Every line of the records below that has the word "this" should be copied.

Top of Data excerpts

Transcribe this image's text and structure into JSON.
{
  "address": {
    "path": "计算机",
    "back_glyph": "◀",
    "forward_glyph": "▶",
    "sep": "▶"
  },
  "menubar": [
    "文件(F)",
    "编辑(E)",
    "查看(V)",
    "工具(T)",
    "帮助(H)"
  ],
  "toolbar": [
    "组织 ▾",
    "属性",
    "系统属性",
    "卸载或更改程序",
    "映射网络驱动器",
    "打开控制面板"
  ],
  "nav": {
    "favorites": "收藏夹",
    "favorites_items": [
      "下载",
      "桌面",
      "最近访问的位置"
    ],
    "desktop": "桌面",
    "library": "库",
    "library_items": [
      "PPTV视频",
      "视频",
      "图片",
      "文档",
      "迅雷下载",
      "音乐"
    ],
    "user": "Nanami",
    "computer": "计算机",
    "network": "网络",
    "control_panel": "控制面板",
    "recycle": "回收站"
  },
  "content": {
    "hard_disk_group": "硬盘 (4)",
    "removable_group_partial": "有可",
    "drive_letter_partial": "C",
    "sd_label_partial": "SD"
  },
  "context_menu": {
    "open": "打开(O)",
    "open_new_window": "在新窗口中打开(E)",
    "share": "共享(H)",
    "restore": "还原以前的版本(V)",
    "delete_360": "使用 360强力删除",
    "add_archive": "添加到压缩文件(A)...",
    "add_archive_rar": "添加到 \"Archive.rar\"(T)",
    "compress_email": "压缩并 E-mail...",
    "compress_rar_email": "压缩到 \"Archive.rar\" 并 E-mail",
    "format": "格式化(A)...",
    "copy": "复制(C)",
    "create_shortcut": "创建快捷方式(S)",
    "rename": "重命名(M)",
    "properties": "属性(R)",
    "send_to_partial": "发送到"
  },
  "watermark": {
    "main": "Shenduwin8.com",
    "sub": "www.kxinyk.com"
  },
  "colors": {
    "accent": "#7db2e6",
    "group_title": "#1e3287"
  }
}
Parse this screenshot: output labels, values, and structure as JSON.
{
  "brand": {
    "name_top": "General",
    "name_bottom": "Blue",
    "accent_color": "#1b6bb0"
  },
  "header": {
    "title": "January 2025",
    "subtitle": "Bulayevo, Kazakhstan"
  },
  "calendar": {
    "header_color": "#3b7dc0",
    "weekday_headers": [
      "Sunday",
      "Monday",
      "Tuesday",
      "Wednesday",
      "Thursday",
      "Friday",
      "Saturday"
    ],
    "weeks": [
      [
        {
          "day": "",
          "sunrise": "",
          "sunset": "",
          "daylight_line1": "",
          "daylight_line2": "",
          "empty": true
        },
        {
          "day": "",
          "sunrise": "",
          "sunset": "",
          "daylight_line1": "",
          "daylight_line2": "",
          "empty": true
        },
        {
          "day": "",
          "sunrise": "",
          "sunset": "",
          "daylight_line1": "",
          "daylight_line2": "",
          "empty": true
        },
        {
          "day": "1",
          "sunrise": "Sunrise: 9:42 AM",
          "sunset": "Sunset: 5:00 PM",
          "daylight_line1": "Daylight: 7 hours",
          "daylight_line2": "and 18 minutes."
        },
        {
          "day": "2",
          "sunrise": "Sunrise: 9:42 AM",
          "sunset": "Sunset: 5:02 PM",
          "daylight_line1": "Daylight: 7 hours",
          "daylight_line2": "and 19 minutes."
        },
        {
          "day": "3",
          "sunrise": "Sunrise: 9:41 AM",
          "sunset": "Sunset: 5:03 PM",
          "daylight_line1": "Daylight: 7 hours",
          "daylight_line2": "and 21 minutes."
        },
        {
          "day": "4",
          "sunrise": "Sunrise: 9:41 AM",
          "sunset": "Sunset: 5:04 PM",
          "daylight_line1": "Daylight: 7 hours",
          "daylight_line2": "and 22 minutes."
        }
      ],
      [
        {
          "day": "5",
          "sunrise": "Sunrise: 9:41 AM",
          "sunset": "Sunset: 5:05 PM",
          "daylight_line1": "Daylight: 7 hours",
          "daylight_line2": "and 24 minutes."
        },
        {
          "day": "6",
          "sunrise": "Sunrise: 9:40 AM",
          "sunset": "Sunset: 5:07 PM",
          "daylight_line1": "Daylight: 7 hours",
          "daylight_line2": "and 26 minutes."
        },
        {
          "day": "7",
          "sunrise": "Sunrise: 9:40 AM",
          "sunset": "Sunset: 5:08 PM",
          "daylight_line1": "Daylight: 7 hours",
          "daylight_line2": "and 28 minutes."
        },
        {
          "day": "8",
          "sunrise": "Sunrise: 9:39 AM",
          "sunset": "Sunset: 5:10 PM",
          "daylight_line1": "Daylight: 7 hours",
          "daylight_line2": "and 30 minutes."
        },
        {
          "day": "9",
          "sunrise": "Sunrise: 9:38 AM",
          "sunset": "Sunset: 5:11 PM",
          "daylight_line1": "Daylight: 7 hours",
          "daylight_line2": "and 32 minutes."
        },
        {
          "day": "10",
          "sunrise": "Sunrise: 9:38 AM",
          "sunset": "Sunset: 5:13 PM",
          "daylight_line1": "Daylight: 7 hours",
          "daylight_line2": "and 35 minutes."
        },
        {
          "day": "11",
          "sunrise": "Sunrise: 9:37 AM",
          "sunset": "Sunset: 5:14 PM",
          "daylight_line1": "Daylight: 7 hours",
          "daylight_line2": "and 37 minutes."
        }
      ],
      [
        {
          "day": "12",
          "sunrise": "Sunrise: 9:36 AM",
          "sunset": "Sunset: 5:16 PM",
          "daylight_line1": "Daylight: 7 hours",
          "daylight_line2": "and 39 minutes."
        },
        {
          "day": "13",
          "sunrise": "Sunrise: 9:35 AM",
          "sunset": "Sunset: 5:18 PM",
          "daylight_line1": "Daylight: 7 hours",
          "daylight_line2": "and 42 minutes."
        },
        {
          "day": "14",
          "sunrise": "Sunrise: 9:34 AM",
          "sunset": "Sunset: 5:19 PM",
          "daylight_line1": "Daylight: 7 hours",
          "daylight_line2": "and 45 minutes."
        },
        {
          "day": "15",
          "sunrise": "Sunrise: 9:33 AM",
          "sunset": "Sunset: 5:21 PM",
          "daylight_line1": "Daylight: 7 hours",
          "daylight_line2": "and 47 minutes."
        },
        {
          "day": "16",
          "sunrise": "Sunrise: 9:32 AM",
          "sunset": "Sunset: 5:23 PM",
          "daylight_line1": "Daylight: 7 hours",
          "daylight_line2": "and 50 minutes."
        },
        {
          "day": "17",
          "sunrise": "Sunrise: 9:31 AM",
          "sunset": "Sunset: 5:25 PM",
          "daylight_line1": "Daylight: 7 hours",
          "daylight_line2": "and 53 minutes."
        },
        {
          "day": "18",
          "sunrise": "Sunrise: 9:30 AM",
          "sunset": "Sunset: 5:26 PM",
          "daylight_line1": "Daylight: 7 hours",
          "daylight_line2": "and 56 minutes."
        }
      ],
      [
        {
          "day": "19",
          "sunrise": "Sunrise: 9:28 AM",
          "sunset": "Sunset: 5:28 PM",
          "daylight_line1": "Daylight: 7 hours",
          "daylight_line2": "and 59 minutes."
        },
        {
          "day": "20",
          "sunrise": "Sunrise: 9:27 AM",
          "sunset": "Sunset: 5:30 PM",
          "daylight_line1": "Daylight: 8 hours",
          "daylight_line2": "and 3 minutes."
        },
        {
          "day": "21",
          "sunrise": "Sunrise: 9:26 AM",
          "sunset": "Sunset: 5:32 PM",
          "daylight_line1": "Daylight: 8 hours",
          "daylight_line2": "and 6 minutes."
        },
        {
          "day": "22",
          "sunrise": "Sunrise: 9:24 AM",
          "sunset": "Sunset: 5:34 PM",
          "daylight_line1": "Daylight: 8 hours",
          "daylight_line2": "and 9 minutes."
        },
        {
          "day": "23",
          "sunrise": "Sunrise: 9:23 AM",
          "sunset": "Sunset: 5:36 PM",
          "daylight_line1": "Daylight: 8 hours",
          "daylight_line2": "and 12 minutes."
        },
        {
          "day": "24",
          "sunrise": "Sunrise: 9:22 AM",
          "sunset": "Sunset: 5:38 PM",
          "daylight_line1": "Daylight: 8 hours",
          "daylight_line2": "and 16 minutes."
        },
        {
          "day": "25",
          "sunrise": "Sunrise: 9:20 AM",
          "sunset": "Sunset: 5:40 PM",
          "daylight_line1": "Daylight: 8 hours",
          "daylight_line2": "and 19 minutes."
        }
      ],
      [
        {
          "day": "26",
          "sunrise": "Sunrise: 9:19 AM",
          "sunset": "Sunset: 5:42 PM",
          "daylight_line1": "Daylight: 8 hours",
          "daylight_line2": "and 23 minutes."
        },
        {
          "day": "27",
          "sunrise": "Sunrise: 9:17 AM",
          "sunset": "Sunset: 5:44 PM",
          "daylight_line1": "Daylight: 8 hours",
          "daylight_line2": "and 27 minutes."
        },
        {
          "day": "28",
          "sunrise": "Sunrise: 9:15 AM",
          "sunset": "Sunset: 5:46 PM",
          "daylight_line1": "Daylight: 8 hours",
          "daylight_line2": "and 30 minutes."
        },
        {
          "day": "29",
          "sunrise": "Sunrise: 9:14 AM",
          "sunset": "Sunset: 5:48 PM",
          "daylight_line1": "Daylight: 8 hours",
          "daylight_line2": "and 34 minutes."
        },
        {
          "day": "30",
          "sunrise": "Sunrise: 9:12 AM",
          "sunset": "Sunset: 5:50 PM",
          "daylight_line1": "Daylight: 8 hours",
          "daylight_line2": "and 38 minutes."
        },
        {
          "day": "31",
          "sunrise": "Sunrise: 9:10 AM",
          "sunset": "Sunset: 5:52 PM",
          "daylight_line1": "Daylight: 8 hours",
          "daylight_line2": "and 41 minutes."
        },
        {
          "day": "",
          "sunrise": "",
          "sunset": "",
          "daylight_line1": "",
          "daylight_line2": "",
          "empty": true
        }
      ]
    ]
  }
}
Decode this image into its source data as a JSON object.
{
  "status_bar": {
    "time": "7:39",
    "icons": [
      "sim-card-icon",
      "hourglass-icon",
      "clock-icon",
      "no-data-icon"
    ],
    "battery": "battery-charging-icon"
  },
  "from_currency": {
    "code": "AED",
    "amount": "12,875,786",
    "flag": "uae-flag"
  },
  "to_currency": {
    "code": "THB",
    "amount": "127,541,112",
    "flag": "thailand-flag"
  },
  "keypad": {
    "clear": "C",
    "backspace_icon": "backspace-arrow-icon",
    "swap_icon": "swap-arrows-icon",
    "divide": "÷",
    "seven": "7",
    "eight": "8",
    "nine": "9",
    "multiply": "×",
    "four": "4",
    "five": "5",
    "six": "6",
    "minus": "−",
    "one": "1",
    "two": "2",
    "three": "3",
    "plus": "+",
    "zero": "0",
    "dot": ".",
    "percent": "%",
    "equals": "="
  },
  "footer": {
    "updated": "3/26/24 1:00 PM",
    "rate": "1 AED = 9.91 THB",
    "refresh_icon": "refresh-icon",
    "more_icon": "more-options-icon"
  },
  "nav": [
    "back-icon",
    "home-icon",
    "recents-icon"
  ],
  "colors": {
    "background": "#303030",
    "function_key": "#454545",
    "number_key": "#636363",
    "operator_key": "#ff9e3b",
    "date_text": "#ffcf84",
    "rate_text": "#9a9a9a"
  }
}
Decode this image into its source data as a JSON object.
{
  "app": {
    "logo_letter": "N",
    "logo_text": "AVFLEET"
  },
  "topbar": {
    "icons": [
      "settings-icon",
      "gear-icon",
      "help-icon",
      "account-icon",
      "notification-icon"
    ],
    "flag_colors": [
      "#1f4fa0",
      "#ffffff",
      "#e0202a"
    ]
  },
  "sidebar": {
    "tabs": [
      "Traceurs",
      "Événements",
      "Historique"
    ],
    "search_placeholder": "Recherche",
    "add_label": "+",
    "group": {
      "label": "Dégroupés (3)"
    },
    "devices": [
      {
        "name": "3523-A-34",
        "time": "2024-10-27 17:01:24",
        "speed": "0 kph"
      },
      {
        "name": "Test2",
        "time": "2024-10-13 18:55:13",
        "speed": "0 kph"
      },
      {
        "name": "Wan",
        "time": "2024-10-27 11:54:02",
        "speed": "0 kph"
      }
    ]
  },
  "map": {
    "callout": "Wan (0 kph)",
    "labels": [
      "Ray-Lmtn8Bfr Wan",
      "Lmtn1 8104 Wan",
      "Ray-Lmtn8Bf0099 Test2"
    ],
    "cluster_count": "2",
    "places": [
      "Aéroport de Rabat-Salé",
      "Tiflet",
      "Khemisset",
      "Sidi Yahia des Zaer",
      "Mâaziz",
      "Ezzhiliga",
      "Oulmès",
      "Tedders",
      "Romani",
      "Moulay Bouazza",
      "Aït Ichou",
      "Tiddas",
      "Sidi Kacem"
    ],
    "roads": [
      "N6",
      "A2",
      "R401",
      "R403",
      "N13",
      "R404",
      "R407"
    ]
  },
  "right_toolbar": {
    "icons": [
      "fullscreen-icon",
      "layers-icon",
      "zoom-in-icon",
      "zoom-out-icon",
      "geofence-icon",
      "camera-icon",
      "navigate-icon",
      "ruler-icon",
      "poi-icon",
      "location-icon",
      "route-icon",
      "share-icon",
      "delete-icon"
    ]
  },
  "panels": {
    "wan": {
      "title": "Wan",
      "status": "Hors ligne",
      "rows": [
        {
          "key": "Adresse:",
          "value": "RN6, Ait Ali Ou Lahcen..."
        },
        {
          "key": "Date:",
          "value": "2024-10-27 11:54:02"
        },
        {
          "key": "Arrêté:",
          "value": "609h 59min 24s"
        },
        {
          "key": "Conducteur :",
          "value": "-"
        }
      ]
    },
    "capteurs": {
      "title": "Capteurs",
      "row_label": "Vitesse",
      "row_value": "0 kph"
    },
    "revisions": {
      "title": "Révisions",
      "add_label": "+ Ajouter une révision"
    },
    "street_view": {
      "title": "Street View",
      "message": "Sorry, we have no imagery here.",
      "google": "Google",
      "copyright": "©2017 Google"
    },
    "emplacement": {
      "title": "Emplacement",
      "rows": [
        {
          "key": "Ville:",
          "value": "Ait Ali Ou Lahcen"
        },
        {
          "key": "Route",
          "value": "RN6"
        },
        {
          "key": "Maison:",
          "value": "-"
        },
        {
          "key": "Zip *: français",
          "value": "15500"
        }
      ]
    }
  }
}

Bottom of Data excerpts

*Final answer:*
Transcribe this image's text and structure into JSON.
Parse this screenshot: output labels, values, and structure as JSON.
Decode this image into its source data as a JSON object.
Decode this image into its source data as a JSON object.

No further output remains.